Homeless is the sixth studio album from Australian prog band Anubis, who are in the process of making a name for themselves down under. Despite a couple of forays into Europe to play gigs, they have yet to fully make their mark in the United Kingdom. Anubis are classed as being neo-prog though they’re at the more melodic end of the genre, but nonetheless, this album is a good representation of their work. The band have declared themselves pleased with what they’ve come up with – particularly the track ‘Home,’ which has been released as a single.
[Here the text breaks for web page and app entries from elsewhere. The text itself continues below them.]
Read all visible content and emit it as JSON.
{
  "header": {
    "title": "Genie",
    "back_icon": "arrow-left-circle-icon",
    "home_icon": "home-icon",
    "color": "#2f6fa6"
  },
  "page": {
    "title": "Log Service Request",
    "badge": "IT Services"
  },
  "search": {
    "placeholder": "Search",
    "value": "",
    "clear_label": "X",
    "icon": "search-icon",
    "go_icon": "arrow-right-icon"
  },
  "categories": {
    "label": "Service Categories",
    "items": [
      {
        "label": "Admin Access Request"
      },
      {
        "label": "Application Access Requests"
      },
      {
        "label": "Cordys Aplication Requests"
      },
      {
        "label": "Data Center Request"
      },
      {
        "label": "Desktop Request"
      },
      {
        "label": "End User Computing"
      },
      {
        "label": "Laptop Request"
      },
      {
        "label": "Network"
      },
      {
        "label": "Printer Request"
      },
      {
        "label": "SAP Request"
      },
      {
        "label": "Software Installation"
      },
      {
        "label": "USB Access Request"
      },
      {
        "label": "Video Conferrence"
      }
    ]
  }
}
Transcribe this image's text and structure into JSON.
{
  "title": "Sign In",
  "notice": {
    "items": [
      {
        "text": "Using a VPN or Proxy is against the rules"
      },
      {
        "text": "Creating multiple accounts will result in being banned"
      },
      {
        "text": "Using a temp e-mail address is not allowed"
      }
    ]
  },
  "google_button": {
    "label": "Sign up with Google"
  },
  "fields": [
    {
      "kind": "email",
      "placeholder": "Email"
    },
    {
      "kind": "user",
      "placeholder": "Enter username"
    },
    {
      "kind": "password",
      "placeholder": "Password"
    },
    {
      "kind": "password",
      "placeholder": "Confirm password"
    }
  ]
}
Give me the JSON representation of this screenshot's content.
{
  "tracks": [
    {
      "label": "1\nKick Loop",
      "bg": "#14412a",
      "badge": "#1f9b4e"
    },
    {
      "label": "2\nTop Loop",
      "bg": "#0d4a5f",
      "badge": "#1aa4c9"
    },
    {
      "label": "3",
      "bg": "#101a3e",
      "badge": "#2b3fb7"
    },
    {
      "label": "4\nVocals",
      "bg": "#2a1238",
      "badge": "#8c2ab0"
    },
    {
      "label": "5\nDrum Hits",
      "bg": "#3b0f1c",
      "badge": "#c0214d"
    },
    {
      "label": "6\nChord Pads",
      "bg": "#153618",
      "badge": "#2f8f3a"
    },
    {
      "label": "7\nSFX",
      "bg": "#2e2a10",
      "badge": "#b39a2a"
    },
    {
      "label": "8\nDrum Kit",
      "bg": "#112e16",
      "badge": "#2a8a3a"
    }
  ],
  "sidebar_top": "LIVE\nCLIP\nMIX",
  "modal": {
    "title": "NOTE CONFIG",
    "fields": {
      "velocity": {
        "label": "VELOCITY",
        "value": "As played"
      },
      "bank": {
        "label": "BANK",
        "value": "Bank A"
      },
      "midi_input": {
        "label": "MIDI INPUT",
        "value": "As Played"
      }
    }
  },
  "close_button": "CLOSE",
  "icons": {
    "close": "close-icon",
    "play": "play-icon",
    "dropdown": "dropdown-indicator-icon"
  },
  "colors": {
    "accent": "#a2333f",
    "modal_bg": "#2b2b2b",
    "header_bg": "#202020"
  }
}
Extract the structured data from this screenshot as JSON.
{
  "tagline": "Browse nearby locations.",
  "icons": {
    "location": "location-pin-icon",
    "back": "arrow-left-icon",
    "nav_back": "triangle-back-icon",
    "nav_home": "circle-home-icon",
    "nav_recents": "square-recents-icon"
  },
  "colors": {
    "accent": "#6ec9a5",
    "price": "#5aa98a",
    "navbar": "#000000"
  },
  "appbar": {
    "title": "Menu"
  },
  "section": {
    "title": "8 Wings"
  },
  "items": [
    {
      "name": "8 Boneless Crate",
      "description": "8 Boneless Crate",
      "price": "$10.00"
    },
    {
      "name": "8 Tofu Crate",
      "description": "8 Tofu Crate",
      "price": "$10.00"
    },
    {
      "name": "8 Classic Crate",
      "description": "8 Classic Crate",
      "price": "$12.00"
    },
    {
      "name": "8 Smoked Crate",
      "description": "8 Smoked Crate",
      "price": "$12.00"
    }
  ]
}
So, is Homeless likely to be the album which raises Anubis’s profile somewhat? They’ve certainly made a decent stab at it, and there are some fine pieces of music on this album. Additionally, on Homeless they’ve gone with a series of shorter tracks, which contrasts from the lengthier ones on previous albums.
‘Reflective’ is a powerful opening track, starting slowly and gradually building up to a climax. ‘White Ashes’ and title track ‘Homeless’ are more classic rock than prog, whereas ‘Home’ is in the same vein as Lonely Robot’s album Please Come Home. ‘Gone’ uses some melancholic orchestral backing to good effect, and ‘The Tables Have Turned’ is a slow rock-based track. What gives the latter two songs an edge is the addition of a female voice behind the singer, and several other tracks on the album would have benefitted from this as well. All the way through the keyboards are used sparingly, and there are few providing any of the lush and ambient backing prog is occasionally renowned for.
Anubis are a band with lofty aspirations in their music and lyrics. One glance at their previous albums suggests that there is certainly no lack of ambition in their work, as well as in the risks they’re willing to take. The trite concerns of the ordinary everyday are not for them, as their lyrical themes revolve around much deeper issues. For instance, their 2011 album Tower of Silence mused on the subject of limbo as told through the narrative of an eleven year old girl who lived and died in a union workhouse in England.
Homeless is written from the individual’s perspective of the world as it appears in 2020, from the reliance on technology to the individual’s lifelong journey toward empathy and understanding. Yet, there’s little in the way of preaching in the lyrics, as the listener is left to decide for him/herself what they think it all means.
Australia isn’t exactly a hotbed of prog rock, but with bands like Southern Empire and Voyager beginning to make their name in the UK, who’s to say Anubis can’t follow in their slipstream?
Homeless will be released on 10th March.